The authors created approval ratings for public figures by searching for emotions associated with various celebrities and dividing them into positive or negative feelings. Oprah Winfrey sat at 53 per cent approval in January 2009, Tom Cruise at 26 per cent and George W. Bush at 18 per cent. Michael Jackson's 55 per cent approval rating shot up to 91 per cent after his death. "Stephen Colbert had the highest approval rating overall, except for Harry Potter and the Dalai Lama," co-author Sep Kamvar says. Other details found in "We Feels Fine":
Universally, "better" is the most common feeling, followed by "bad," "good" and "guilty;"
Anxiety, shyness, fear and anger decrease with age;
Women express more negativity than men, and men express more positivity than women. Women express more love, affection and warmth than men, and also more sadness, fear, anxiety, hurt and shame. Men express more loneliness, pride, confidence, guilt and excitement;
People most often describe their hearts as "broken," their heads as "spinning," and their stomachs as "queasy;"
Between 2005 and 2009, people appeared to be getting happier on average, leaving the authors puzzling over why. They eventually realized that more older people were joining the blogging fray and boosting the collective mood because happiness increases with age;
In the summertime, the world looks more surly, which seems counterintuitive, given how cheery people feel in sunny weather. The researchers' reason? Teenagers feel negative emotions more keenly and have more time to blog while school's out;
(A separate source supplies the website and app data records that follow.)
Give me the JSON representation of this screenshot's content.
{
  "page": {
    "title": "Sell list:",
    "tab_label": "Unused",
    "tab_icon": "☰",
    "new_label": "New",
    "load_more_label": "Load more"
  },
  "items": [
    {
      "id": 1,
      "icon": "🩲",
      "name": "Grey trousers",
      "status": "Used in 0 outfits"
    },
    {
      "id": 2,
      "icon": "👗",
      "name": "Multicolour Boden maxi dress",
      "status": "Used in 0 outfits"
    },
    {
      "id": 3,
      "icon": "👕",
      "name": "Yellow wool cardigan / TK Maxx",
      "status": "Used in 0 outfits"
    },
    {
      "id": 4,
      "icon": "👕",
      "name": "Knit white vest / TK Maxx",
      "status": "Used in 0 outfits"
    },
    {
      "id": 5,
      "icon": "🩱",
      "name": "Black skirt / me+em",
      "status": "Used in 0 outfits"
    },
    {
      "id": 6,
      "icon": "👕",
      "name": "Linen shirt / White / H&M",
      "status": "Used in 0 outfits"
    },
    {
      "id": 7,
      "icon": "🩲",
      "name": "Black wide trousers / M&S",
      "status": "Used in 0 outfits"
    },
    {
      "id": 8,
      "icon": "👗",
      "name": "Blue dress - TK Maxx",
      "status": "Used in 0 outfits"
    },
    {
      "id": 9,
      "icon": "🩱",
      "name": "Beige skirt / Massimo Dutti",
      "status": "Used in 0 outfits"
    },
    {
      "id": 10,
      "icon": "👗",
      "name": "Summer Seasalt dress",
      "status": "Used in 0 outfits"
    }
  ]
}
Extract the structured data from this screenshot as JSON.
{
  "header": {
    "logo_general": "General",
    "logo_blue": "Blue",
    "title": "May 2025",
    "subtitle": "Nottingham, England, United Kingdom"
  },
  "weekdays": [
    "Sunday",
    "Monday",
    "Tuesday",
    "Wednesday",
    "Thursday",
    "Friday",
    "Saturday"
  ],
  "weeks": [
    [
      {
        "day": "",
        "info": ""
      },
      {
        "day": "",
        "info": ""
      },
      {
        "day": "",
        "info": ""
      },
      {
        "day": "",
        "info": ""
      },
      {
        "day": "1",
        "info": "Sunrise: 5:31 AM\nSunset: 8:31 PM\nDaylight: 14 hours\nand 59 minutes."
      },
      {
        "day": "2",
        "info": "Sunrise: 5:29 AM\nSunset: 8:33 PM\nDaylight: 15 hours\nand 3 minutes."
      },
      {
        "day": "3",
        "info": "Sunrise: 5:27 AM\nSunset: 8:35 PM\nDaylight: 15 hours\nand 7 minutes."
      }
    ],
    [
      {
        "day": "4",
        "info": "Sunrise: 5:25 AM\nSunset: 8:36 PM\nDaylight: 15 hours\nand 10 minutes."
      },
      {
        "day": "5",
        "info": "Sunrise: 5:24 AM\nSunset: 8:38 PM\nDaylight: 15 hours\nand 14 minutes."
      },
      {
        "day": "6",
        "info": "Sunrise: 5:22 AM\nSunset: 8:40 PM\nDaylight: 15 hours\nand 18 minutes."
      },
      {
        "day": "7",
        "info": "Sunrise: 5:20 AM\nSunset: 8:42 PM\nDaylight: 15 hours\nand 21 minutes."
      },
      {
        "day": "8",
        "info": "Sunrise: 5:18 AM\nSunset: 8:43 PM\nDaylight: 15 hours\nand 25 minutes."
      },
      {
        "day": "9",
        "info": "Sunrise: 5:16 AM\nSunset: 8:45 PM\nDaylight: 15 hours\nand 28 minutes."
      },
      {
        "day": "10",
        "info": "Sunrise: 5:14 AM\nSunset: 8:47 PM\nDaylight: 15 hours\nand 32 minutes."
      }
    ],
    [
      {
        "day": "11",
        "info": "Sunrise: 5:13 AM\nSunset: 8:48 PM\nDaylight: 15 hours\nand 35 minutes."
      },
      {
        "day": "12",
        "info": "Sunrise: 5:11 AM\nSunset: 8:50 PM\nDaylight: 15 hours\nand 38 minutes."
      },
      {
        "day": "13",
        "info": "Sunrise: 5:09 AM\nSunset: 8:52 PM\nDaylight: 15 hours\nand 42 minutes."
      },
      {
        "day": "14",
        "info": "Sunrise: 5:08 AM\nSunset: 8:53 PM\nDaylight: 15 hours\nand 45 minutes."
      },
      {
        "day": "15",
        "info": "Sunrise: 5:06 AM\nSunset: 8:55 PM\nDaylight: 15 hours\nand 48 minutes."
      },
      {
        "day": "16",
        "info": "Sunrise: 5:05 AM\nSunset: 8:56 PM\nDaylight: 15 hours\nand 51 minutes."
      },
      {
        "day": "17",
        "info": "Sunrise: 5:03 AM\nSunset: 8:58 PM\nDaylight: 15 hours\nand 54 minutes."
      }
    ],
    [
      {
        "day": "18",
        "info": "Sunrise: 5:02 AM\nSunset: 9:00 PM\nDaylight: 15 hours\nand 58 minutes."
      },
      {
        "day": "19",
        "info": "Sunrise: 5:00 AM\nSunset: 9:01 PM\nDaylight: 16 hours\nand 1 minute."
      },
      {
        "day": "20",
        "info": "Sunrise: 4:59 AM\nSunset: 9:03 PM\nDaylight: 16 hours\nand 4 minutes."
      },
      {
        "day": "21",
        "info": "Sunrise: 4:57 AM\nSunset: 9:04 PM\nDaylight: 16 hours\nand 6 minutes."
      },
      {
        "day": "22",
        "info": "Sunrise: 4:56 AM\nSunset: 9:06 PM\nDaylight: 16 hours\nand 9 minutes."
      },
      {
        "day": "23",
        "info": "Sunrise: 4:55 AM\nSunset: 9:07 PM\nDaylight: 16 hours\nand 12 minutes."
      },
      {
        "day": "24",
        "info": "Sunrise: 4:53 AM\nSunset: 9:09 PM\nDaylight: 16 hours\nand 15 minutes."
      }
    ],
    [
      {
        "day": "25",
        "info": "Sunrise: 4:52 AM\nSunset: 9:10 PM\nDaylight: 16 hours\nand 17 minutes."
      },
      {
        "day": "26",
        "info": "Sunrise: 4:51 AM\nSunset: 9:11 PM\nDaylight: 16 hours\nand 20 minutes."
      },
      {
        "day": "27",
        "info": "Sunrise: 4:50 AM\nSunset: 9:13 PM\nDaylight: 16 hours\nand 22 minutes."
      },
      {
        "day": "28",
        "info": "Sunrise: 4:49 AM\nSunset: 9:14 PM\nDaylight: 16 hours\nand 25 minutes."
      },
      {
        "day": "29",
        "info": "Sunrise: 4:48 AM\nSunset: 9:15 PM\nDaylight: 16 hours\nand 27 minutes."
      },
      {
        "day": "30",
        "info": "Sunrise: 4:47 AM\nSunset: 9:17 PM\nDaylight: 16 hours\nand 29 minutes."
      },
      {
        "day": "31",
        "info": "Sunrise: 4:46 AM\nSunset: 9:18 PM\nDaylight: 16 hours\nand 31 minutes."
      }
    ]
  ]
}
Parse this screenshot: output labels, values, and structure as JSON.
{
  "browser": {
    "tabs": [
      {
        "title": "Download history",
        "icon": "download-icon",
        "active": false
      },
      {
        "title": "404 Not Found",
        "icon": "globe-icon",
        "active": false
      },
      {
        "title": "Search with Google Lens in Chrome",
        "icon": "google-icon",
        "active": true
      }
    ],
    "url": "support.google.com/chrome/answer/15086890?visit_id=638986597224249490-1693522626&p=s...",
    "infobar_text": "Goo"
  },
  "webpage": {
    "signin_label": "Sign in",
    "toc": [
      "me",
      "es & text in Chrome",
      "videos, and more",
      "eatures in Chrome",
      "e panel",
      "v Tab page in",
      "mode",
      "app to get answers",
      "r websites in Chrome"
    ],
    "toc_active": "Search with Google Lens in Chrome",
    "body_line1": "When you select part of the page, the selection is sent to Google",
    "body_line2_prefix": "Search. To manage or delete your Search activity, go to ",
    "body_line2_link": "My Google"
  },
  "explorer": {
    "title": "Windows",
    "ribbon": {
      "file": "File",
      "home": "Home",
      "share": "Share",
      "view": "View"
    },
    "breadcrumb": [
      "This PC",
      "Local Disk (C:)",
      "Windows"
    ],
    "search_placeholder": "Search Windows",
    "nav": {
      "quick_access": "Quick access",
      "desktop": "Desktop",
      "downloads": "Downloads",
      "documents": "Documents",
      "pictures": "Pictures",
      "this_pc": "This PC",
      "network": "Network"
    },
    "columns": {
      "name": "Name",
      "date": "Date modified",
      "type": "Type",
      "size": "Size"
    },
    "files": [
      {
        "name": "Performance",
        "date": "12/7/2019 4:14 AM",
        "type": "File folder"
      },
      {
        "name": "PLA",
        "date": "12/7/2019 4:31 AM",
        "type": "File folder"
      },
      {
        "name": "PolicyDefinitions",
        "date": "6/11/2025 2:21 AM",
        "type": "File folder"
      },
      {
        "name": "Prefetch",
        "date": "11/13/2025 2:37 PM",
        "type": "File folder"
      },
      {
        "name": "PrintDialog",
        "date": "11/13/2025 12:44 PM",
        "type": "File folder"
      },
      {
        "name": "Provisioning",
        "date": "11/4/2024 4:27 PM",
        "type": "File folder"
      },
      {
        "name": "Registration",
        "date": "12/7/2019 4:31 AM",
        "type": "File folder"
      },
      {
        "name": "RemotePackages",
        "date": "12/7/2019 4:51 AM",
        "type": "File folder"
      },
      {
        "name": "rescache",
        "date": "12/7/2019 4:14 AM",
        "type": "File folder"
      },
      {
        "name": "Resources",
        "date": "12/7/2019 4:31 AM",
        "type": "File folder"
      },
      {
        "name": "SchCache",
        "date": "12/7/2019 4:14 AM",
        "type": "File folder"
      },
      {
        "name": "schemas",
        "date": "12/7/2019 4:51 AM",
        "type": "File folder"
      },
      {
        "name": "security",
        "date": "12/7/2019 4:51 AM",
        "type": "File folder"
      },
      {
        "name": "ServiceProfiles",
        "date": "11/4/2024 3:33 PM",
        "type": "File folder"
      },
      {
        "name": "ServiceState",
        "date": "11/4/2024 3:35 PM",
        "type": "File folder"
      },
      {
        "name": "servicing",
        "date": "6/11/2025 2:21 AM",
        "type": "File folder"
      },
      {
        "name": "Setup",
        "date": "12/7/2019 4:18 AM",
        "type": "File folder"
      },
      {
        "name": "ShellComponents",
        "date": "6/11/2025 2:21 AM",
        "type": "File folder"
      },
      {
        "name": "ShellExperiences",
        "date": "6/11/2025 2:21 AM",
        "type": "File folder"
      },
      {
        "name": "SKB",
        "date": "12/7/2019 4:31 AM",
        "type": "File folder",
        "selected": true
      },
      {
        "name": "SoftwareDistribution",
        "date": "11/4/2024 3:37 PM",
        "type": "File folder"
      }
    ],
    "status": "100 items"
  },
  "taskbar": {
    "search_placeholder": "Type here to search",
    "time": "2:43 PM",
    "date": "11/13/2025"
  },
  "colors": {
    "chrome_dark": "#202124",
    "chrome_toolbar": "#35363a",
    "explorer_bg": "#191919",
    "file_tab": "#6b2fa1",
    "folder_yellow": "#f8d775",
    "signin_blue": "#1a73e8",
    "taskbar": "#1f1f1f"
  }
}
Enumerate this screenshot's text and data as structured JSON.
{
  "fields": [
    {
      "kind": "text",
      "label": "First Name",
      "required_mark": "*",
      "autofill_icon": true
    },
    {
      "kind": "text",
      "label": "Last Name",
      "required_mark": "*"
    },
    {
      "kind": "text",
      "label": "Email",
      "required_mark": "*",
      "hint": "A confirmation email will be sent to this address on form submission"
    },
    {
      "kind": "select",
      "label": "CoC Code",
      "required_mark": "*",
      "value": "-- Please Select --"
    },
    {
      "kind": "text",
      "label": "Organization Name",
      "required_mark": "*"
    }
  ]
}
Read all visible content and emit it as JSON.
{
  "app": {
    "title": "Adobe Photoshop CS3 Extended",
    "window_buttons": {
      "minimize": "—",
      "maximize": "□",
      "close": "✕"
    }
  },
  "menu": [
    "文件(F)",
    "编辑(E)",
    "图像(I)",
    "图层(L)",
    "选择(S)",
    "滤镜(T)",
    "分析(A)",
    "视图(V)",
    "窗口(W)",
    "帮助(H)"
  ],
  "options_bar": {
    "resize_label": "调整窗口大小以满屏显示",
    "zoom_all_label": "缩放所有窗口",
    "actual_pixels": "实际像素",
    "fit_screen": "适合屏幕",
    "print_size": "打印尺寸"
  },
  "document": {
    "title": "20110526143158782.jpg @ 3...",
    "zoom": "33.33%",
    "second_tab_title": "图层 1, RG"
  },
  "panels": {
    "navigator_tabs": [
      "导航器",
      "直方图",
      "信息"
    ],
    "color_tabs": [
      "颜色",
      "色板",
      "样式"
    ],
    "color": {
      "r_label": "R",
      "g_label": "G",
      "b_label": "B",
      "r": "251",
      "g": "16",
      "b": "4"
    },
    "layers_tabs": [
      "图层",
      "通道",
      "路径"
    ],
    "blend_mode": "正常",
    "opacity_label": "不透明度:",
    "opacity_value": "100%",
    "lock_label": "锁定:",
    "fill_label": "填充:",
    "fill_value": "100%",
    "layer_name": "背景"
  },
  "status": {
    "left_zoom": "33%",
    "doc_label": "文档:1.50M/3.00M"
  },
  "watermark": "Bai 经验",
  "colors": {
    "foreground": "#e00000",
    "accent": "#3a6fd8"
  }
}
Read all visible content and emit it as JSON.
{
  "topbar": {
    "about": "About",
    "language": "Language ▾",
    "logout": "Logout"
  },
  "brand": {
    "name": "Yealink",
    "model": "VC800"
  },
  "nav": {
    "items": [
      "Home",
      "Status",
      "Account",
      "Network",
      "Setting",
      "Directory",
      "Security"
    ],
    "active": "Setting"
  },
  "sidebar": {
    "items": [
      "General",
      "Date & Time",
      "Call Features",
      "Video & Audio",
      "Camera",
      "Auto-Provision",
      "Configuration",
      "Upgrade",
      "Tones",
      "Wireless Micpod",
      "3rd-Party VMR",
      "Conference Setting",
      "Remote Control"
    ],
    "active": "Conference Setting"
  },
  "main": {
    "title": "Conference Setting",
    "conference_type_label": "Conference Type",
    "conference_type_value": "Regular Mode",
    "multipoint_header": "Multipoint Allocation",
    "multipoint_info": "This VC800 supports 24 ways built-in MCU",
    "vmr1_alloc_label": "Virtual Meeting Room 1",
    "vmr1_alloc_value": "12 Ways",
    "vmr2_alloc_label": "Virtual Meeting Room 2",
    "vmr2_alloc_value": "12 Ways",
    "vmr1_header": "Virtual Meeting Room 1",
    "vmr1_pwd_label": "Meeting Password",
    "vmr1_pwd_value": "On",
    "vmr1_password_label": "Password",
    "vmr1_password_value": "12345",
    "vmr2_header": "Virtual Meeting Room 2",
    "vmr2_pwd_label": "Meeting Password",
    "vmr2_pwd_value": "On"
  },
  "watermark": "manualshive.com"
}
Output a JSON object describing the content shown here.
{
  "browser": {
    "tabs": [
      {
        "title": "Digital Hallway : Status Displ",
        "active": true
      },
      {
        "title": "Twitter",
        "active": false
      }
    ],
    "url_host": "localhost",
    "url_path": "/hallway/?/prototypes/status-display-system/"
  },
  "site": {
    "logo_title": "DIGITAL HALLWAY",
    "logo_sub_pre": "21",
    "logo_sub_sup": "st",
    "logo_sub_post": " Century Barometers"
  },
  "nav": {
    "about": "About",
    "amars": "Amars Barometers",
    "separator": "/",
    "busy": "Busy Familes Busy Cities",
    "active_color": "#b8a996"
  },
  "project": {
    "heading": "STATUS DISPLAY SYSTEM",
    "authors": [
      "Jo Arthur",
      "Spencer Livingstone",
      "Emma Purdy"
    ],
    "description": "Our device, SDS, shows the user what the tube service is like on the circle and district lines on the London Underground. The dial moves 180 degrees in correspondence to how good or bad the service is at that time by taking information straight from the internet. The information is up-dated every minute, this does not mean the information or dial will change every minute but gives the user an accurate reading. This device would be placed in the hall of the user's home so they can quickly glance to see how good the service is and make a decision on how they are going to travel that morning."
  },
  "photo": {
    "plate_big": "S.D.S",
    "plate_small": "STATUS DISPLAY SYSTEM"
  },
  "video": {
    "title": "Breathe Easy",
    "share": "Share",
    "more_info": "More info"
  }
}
On weekends, people feel lonelier, and at night they feel sadder.